The report’s authors detail a growing number of medically unnecessary impediments to abortion care, including:

  • Mandated counseling: 19 states require providers to give or offer verbal or written statements that are medically inaccurate, biased, or false. In 12 of those states, patients must be told fetuses can feel pain, despite the lack of scientific evidence. In nine states, the written statements stress the negative emotional effect of abortion, including depression and suicidal thoughts, even though the American Psychological Association has said the “overwhelming majority” of pregnant people feel relief after the procedure, rather than regret.
  • Mandatory ultrasounds: 13 states have passed laws to require ultrasounds before abortion care, and of those, five include a requirement that the providers display and describe the image even if the patient doesn’t wish to see it.
  • State-sanctioned delays: 31 states have passed laws to delay abortion care, typically 24 hours, with Missouri, North Carolina, Oklahoma, South Dakota, and Utah forcing a patient to wait 72 hours in the off chance that pregnant people might change their mind—a common anti-choice argument.
  • Onerous facility requirements: Nearly half of all states require abortion clinics to be outfitted like ambulatory surgical centers, despite research that indicates abortion procedures often are safer than wisdom teeth removal, which is performed in a dentist’s office.
  • Medication abortion restrictions: 19 states have passed measures to bar providers from administering medication abortion via telemedicine, with six states having “passed laws preventing providers from administering medication abortion in accordance with the standard of care that reflects the most up-to-date evidence.”

Major medical organizations oppose “this trend of political interference in medical decision-making,” according to the report. And courts have moved to block some of these anti-choice measures pushed by Republican-held legislatures across the country.

NPWF_Bad-Medicine_Overview-Map_2

The report issues a call for reform, asking lawmakers to reject legislation that interferes with the patient-provider relationship and to repeal laws that ignore medical evidence and science. In addition, the “Turning Lies into Laws” campaign encourages site visitors to take a pledge to fight back against politicians “using lies to push abortion out of reach.”

“The leading medical societies, including the American Medical Association and the American College of Obstetricians and Gynecologists, are on the record stating that obstacles to abortion care pose a threat to women’s health,” Sarah Lipton-Lubet, director of reproductive health programs at the National Partnership, said in a statement. “Abortion opponents need to learn that legislating something doesn’t make it true, and that when they lie we’re going to call them out.”

The American College of Physicians has said in its “Statement of Principles on the Role of Governments in Regulating the Patient-Physician Relationship” that “mandated care may also interfere with the patient-physician relationship and divert clinical time from more immediate clinical concerns.”

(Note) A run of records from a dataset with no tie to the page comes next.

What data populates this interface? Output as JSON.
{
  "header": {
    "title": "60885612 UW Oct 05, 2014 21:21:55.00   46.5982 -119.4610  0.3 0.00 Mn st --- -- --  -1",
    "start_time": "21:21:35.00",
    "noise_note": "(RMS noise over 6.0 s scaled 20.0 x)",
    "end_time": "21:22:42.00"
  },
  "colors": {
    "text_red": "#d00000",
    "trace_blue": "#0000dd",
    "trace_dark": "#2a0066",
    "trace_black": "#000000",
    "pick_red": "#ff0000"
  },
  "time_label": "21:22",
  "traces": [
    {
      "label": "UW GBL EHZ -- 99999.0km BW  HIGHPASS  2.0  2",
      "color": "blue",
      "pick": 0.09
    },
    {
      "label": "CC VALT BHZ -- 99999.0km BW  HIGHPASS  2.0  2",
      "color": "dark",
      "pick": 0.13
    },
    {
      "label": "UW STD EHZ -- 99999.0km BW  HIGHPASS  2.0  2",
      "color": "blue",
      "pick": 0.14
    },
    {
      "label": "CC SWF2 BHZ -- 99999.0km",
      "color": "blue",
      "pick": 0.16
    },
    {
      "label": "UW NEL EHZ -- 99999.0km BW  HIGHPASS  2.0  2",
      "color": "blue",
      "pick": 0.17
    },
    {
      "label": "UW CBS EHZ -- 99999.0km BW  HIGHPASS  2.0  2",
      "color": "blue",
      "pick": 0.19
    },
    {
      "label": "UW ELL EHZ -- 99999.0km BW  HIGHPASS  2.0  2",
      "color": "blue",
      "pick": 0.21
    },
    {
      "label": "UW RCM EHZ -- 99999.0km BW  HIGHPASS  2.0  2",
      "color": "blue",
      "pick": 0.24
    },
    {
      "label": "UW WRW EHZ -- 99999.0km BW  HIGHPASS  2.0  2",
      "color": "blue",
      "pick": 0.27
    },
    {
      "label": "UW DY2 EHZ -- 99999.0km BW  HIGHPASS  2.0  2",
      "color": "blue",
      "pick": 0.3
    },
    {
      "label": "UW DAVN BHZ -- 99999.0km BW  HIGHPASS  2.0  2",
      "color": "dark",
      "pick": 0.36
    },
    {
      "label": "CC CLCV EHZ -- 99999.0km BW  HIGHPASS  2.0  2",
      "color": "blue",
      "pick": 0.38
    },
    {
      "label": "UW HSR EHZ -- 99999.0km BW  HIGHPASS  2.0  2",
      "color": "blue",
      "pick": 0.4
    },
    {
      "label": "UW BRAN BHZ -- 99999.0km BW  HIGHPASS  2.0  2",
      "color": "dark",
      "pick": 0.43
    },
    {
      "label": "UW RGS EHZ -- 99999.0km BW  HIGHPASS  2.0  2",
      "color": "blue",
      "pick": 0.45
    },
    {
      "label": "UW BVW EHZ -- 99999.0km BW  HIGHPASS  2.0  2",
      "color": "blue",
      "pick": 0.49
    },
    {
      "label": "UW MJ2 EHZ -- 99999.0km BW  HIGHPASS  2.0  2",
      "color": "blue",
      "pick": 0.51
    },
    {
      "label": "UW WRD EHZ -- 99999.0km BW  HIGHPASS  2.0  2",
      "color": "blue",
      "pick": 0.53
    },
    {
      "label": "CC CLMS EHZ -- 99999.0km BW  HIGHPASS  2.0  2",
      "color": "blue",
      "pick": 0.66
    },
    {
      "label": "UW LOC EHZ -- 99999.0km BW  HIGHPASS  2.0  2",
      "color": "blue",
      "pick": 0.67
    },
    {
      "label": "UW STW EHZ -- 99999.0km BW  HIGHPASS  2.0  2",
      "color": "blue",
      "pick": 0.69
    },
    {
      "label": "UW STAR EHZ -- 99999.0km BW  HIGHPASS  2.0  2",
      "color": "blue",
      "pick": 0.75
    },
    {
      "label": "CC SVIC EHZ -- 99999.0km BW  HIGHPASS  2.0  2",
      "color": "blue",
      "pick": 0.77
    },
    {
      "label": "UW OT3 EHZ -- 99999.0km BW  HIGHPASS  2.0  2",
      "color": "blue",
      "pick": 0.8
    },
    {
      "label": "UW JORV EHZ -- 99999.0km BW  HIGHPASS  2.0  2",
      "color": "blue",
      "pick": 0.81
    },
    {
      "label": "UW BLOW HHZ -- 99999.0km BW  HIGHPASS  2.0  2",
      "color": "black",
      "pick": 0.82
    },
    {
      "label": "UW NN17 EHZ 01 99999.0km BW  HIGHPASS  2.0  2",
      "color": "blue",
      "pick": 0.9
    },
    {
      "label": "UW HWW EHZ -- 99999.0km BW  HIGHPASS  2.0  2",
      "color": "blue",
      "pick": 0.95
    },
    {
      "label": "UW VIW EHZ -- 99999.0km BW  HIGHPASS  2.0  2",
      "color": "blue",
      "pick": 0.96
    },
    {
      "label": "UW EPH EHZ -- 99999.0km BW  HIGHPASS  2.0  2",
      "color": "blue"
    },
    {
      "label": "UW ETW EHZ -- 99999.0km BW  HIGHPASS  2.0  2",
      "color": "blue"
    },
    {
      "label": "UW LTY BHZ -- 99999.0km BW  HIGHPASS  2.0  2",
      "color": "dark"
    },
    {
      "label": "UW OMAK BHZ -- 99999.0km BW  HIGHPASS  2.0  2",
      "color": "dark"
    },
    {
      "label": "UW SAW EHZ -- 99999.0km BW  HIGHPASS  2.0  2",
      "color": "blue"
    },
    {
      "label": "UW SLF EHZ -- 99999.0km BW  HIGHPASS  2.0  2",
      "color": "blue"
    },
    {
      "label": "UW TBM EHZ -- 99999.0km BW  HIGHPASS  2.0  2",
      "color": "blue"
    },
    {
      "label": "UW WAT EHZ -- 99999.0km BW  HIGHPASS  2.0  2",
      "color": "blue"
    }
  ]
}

In February, a Rutgers University study suggested that people considering abortion care are provided with medically inaccurate information about a third of the time in the 23 states with so-called informed consent laws. Researchers found that more than 40 percent of information in booklets produced by Michigan, Kansas, and North Carolina was medically inaccurate.

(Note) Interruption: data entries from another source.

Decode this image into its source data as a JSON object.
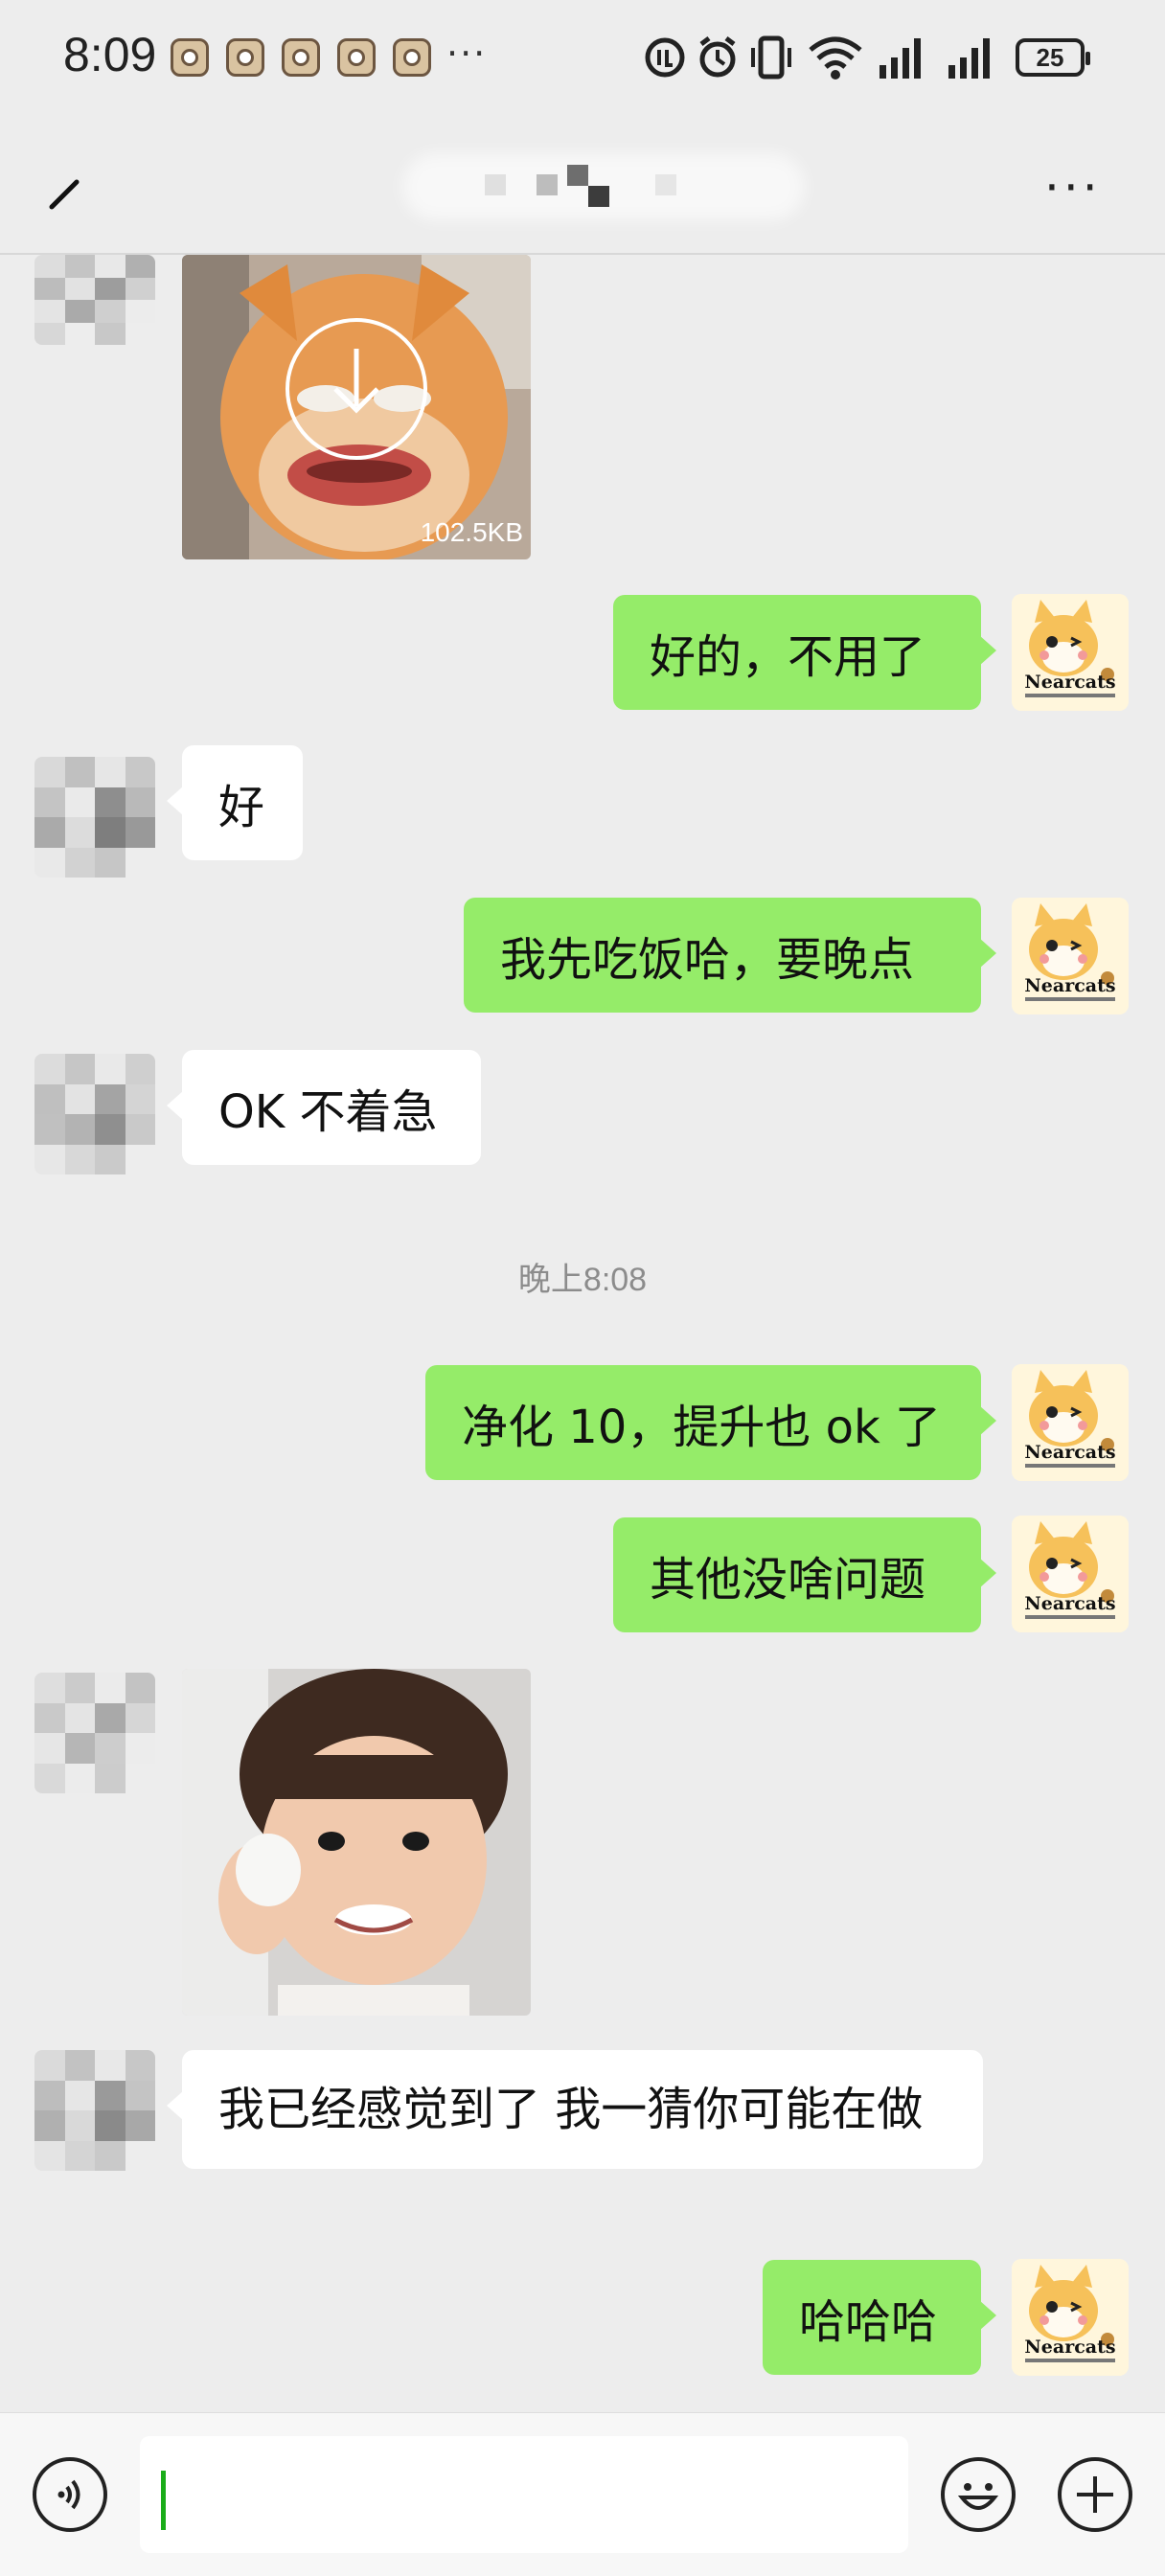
{
  "status_bar": {
    "time": "8:09",
    "battery": "25"
  },
  "header": {
    "back_icon": "back-arrow-icon",
    "more_icon": "more-icon"
  },
  "messages": [
    {
      "sender": "other",
      "type": "image",
      "file_size": "102.5KB",
      "icon": "download-icon"
    },
    {
      "sender": "me",
      "type": "text",
      "text": "好的，不用了"
    },
    {
      "sender": "other",
      "type": "text",
      "text": "好"
    },
    {
      "sender": "me",
      "type": "text",
      "text": "我先吃饭哈，要晚点"
    },
    {
      "sender": "other",
      "type": "text",
      "text": "OK 不着急"
    },
    {
      "type": "timestamp",
      "text": "晚上8:08"
    },
    {
      "sender": "me",
      "type": "text",
      "text": "净化 10，提升也 ok 了"
    },
    {
      "sender": "me",
      "type": "text",
      "text": "其他没啥问题"
    },
    {
      "sender": "other",
      "type": "image"
    },
    {
      "sender": "other",
      "type": "text",
      "text": "我已经感觉到了 我一猜你可能在做"
    },
    {
      "sender": "me",
      "type": "text",
      "text": "哈哈哈"
    }
  ],
  "my_avatar": {
    "logo_text": "Nearcats"
  },
  "input_bar": {
    "value": "",
    "voice_icon": "voice-icon",
    "emoji_icon": "emoji-icon",
    "plus_icon": "plus-icon"
  },
  "colors": {
    "my_bubble": "#95ec69",
    "other_bubble": "#ffffff",
    "background": "#ededed"
  }
}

Alabama, Alaska, and Georgia had the lowest percentages of inaccuracies, each with less than 18 percent.

Editor’s note: This piece has been updated to clarify the data in the National Partnership for Women & Families’ “Turning Lies into Laws” campaign and its Bad Medicine report.